is a state of being in which one is energized and is directing
and sustaining their behaviour to a certain task. Motivation will
affect whether someone chooses certain behaviour, how much effort
they will put into that behaviour and how long they will keep
on doing that certain behaviour. Motivation is one of three factors
that lead to performance (the other two being ability and situation),
therefore it is very important in considering employee performance
and work motivation. There are certain
theories of that can help to explain motivation.
1) Equity Theory:
One way of looking at motivation
is through an equity theory. Equity theory states that people
look at their job situation in ratios of input and output. Input
is what people think they contribute to an organization. Outputs
are what they think that the organization gives them in return.
The ratio of ones input to ones output is measured by the worker.
They then compare their ratio to another worker of the same position
and knowledge as them. If the ratios are equal (they put in the
same amount and get the same amount as the comparable worker)
then they will not be motivated to change their behaviour. If
the ratios are not equal, then the worker becomes motivated to
bring the ratios of themselves and their co-worker closer to equal.
If two workers put in the same amount of effort and get the same
amount of pay - then the ratios are fair and equitable. If one
worker puts in a full effort and gets a particular paycheque,
whereas another worker puts in half the effort and gets paid the
same then the first worker feels underpaid. If a worker gets paid
more than other workers for the same job effort then they are
When workers feel that they are
underpaid then they will decrease their effort - in both quality
and quantity. When workers feel they are overpaid, it follows
that they should expend more effort and produce a higher quality,
but this is not empirically supported. People are not motivated
to fix overpayment inequity.
2) Reinforcement Theory:
This theory is based on the idea
that behaviour is controlled by its consequences, Something that
will reinforce a behaviour will increase the likelihood of that
behaviour, and punishment are consequences that make behaviour
less likely. Ratio reinforcement is when a person is rewarded
for a certain amount of work (i.e., they write 10 reports, they
get X amount of dollars). Interval reinforcement is when someone
is paid the same amount on a certain schedule (i.e., BI-weekly)
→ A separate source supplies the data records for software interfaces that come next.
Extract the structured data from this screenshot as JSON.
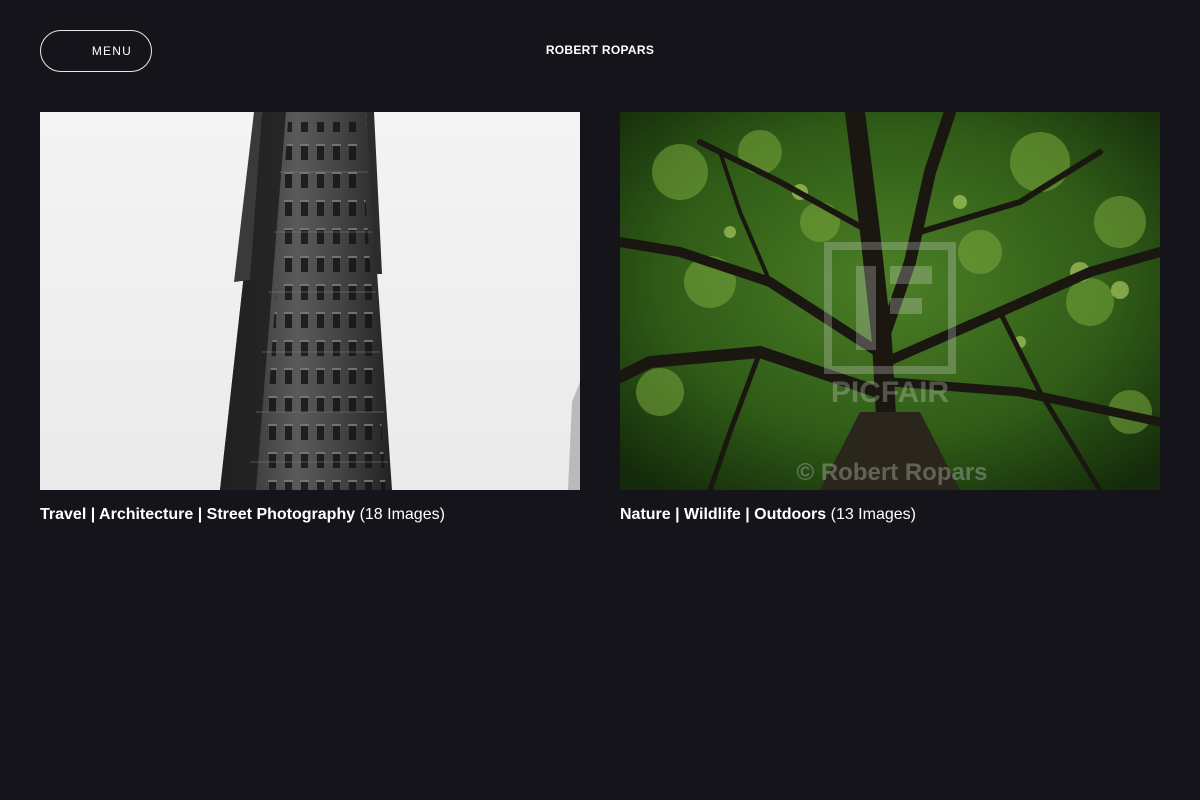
{
  "header": {
    "menu_label": "MENU",
    "site_title": "ROBERT ROPARS"
  },
  "galleries": [
    {
      "title": "Travel | Architecture | Street Photography",
      "count": "(18 Images)",
      "image_icon": "flatiron-building-photo"
    },
    {
      "title": "Nature | Wildlife | Outdoors",
      "count": "(13 Images)",
      "image_icon": "tree-canopy-photo",
      "watermark_brand": "PICFAIR",
      "watermark_credit": "© Robert Ropars"
    }
  ],
  "colors": {
    "background": "#15141b",
    "text": "#ffffff",
    "menu_border": "#e8e8ea"
  }
}
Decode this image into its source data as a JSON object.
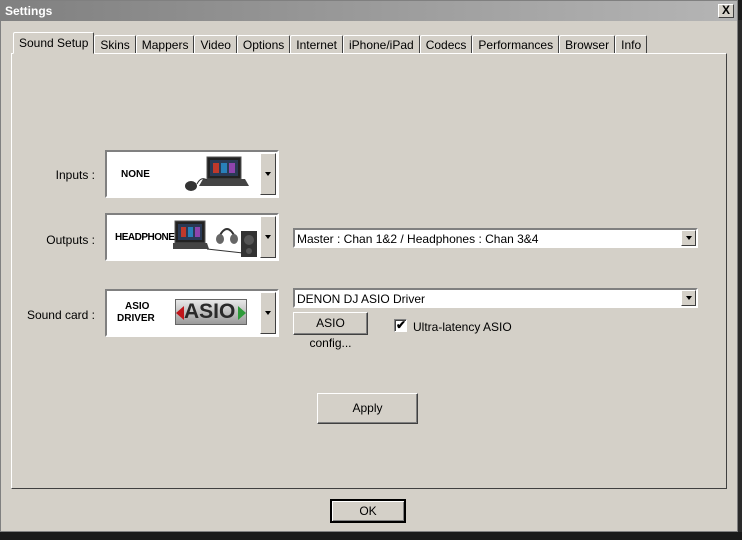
{
  "window": {
    "title": "Settings",
    "close_label": "X"
  },
  "tabs": [
    {
      "label": "Sound Setup",
      "active": true
    },
    {
      "label": "Skins"
    },
    {
      "label": "Mappers"
    },
    {
      "label": "Video"
    },
    {
      "label": "Options"
    },
    {
      "label": "Internet"
    },
    {
      "label": "iPhone/iPad"
    },
    {
      "label": "Codecs"
    },
    {
      "label": "Performances"
    },
    {
      "label": "Browser"
    },
    {
      "label": "Info"
    }
  ],
  "inputs": {
    "label": "Inputs :",
    "value": "NONE",
    "picture": "laptop-with-mouse"
  },
  "outputs": {
    "label": "Outputs :",
    "value": "HEADPHONES",
    "picture": "laptop-headphones-speaker",
    "channel_mapping": "Master : Chan 1&2 / Headphones : Chan 3&4"
  },
  "soundcard": {
    "label": "Sound card :",
    "value_line1": "ASIO",
    "value_line2": "DRIVER",
    "logo_text": "ASIO",
    "driver": "DENON DJ ASIO Driver",
    "config_button": "ASIO config...",
    "ultra_latency_label": "Ultra-latency ASIO",
    "ultra_latency_checked": true,
    "check_mark": "✔"
  },
  "apply_button": "Apply",
  "ok_button": "OK",
  "colors": {
    "face": "#d4d0c8",
    "title_gradient_start": "#808080",
    "asio_logo_red": "#c0161b",
    "asio_logo_green": "#2e9b3a"
  }
}
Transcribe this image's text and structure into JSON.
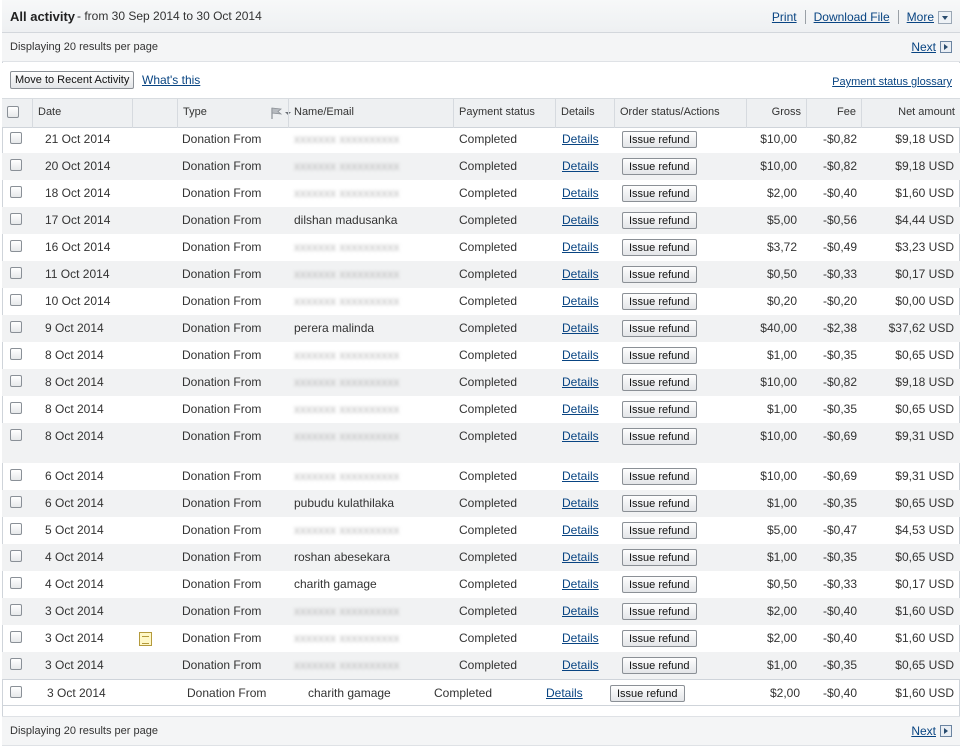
{
  "header": {
    "title": "All activity",
    "range": "- from 30 Sep 2014 to 30 Oct 2014",
    "print": "Print",
    "download": "Download File",
    "more": "More"
  },
  "pager": {
    "text": "Displaying 20 results per page",
    "next": "Next"
  },
  "toolbar": {
    "move_button": "Move to Recent Activity",
    "whats_this": "What's this",
    "glossary": "Payment status glossary"
  },
  "columns": {
    "date": "Date",
    "type": "Type",
    "name": "Name/Email",
    "status": "Payment status",
    "details": "Details",
    "order": "Order status/Actions",
    "gross": "Gross",
    "fee": "Fee",
    "net": "Net amount"
  },
  "rows": [
    {
      "date": "21 Oct 2014",
      "type": "Donation From",
      "name": "",
      "status": "Completed",
      "details": "Details",
      "action": "Issue refund",
      "gross": "$10,00",
      "fee": "-$0,82",
      "net": "$9,18 USD"
    },
    {
      "date": "20 Oct 2014",
      "type": "Donation From",
      "name": "",
      "status": "Completed",
      "details": "Details",
      "action": "Issue refund",
      "gross": "$10,00",
      "fee": "-$0,82",
      "net": "$9,18 USD"
    },
    {
      "date": "18 Oct 2014",
      "type": "Donation From",
      "name": "",
      "status": "Completed",
      "details": "Details",
      "action": "Issue refund",
      "gross": "$2,00",
      "fee": "-$0,40",
      "net": "$1,60 USD"
    },
    {
      "date": "17 Oct 2014",
      "type": "Donation From",
      "name": "dilshan madusanka",
      "status": "Completed",
      "details": "Details",
      "action": "Issue refund",
      "gross": "$5,00",
      "fee": "-$0,56",
      "net": "$4,44 USD"
    },
    {
      "date": "16 Oct 2014",
      "type": "Donation From",
      "name": "",
      "status": "Completed",
      "details": "Details",
      "action": "Issue refund",
      "gross": "$3,72",
      "fee": "-$0,49",
      "net": "$3,23 USD"
    },
    {
      "date": "11 Oct 2014",
      "type": "Donation From",
      "name": "",
      "status": "Completed",
      "details": "Details",
      "action": "Issue refund",
      "gross": "$0,50",
      "fee": "-$0,33",
      "net": "$0,17 USD"
    },
    {
      "date": "10 Oct 2014",
      "type": "Donation From",
      "name": "",
      "status": "Completed",
      "details": "Details",
      "action": "Issue refund",
      "gross": "$0,20",
      "fee": "-$0,20",
      "net": "$0,00 USD"
    },
    {
      "date": "9 Oct 2014",
      "type": "Donation From",
      "name": "perera malinda",
      "status": "Completed",
      "details": "Details",
      "action": "Issue refund",
      "gross": "$40,00",
      "fee": "-$2,38",
      "net": "$37,62 USD"
    },
    {
      "date": "8 Oct 2014",
      "type": "Donation From",
      "name": "",
      "status": "Completed",
      "details": "Details",
      "action": "Issue refund",
      "gross": "$1,00",
      "fee": "-$0,35",
      "net": "$0,65 USD"
    },
    {
      "date": "8 Oct 2014",
      "type": "Donation From",
      "name": "",
      "status": "Completed",
      "details": "Details",
      "action": "Issue refund",
      "gross": "$10,00",
      "fee": "-$0,82",
      "net": "$9,18 USD"
    },
    {
      "date": "8 Oct 2014",
      "type": "Donation From",
      "name": "",
      "status": "Completed",
      "details": "Details",
      "action": "Issue refund",
      "gross": "$1,00",
      "fee": "-$0,35",
      "net": "$0,65 USD"
    },
    {
      "date": "8 Oct 2014",
      "type": "Donation From",
      "name": "",
      "status": "Completed",
      "details": "Details",
      "action": "Issue refund",
      "gross": "$10,00",
      "fee": "-$0,69",
      "net": "$9,31 USD"
    },
    {
      "date": "6 Oct 2014",
      "type": "Donation From",
      "name": "",
      "status": "Completed",
      "details": "Details",
      "action": "Issue refund",
      "gross": "$10,00",
      "fee": "-$0,69",
      "net": "$9,31 USD"
    },
    {
      "date": "6 Oct 2014",
      "type": "Donation From",
      "name": "pubudu kulathilaka",
      "status": "Completed",
      "details": "Details",
      "action": "Issue refund",
      "gross": "$1,00",
      "fee": "-$0,35",
      "net": "$0,65 USD"
    },
    {
      "date": "5 Oct 2014",
      "type": "Donation From",
      "name": "",
      "status": "Completed",
      "details": "Details",
      "action": "Issue refund",
      "gross": "$5,00",
      "fee": "-$0,47",
      "net": "$4,53 USD"
    },
    {
      "date": "4 Oct 2014",
      "type": "Donation From",
      "name": "roshan abesekara",
      "status": "Completed",
      "details": "Details",
      "action": "Issue refund",
      "gross": "$1,00",
      "fee": "-$0,35",
      "net": "$0,65 USD"
    },
    {
      "date": "4 Oct 2014",
      "type": "Donation From",
      "name": "charith gamage",
      "status": "Completed",
      "details": "Details",
      "action": "Issue refund",
      "gross": "$0,50",
      "fee": "-$0,33",
      "net": "$0,17 USD"
    },
    {
      "date": "3 Oct 2014",
      "type": "Donation From",
      "name": "",
      "status": "Completed",
      "details": "Details",
      "action": "Issue refund",
      "gross": "$2,00",
      "fee": "-$0,40",
      "net": "$1,60 USD"
    },
    {
      "date": "3 Oct 2014",
      "type": "Donation From",
      "name": "",
      "status": "Completed",
      "details": "Details",
      "action": "Issue refund",
      "gross": "$2,00",
      "fee": "-$0,40",
      "net": "$1,60 USD",
      "has_note": true
    },
    {
      "date": "3 Oct 2014",
      "type": "Donation From",
      "name": "",
      "status": "Completed",
      "details": "Details",
      "action": "Issue refund",
      "gross": "$1,00",
      "fee": "-$0,35",
      "net": "$0,65 USD"
    },
    {
      "date": "3 Oct 2014",
      "type": "Donation From",
      "name": "charith gamage",
      "status": "Completed",
      "details": "Details",
      "action": "Issue refund",
      "gross": "$2,00",
      "fee": "-$0,40",
      "net": "$1,60 USD",
      "shifted": true
    }
  ]
}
regardless of how much work they actually did. It has been moderately
supported that ratio reinforcement evokes more superior performance
than interval reinforcement.
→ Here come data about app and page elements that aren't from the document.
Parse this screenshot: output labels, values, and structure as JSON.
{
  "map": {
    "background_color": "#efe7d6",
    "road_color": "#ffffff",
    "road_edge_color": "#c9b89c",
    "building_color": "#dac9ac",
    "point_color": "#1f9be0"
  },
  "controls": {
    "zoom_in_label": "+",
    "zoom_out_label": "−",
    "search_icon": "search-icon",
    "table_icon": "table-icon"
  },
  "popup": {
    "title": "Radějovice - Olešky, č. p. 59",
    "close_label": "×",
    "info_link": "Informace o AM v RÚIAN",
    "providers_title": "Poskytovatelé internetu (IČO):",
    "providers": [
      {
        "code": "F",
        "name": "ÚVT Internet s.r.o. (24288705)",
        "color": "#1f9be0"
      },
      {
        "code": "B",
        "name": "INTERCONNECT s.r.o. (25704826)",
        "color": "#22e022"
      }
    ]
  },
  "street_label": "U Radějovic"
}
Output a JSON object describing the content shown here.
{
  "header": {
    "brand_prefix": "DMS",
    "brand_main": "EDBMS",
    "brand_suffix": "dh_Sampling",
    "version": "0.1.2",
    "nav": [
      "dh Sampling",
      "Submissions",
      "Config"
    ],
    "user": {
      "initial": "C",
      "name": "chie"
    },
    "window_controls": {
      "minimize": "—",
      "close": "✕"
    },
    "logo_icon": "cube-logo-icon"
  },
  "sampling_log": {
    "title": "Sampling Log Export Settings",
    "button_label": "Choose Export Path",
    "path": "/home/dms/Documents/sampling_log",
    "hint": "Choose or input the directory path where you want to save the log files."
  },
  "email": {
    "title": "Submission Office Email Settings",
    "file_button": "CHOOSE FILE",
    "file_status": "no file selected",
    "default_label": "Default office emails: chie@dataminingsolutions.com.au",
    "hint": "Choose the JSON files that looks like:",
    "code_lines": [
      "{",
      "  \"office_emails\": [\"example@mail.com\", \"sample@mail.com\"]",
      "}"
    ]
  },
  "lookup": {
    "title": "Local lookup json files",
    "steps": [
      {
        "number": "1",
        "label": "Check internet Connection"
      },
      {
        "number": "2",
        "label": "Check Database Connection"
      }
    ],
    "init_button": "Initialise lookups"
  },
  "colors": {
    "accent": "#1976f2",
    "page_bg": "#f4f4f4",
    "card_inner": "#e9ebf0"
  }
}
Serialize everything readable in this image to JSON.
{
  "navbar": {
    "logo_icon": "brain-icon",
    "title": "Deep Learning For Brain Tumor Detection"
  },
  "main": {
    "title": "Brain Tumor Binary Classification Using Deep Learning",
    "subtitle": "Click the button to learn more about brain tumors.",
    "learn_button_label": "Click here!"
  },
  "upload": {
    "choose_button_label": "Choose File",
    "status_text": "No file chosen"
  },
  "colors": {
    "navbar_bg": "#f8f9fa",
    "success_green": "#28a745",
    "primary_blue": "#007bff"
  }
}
3) VIE Expectancy Theory:
This theory states that motivation
comes from a relationship between valence (the value or expected
satisfaction of ones outcomes), instrumentality (the expectation
that performance will result in a reward) and expectancy ( whether
you feel that giving good effort will lead to good performance
evaluation). Outcomes are any event that might result from a workers
behaviour - praise, promotion, raise, co-worker ridicule. This
theory provides a basis for why people expend effort. An organization
can increase links between effort and performance evaluation and
performance and outcomes, and can also provide more valued outcomes.
This may lead to an increase in motivation.
As a manager one can increase expectancy
by making sure that employees are able to do their jobs - they
have the appropriate training, supplies, abilities and technology.
Valence can be increased by managers offering appropriate rewards
that their employees value and instrumentality can be increased
by managers ensuring that the link between job performance and
reward is clear and explicit.
4) Goal Setting Theory
Motivation energizes, directs and
sustains behaviours - and goals can influence these three things.
Behaviour is guided by intention, and goals clarify what needs
to be done - they direct the effort and the energy. Goals keep
a behaviour happening when combined with feedback. Performance
will be best when:
* Goals are specific
* Goals are challenging
* Workers have the necessary ability
* Feedback is provided
* Rewards are clearly understood and provided
* Management supports goal attainment (i.e., provides necessary
time and resources)
* Goals are internalized (become personal to the employee) and
accepted by employees.
There is strong empirical support
for this theory. Performance under goal-setting conditions is
almost always superior to settings where no goals are set. This
is very applicable in job atmospheres as employers can set challenging
goals for every job and person.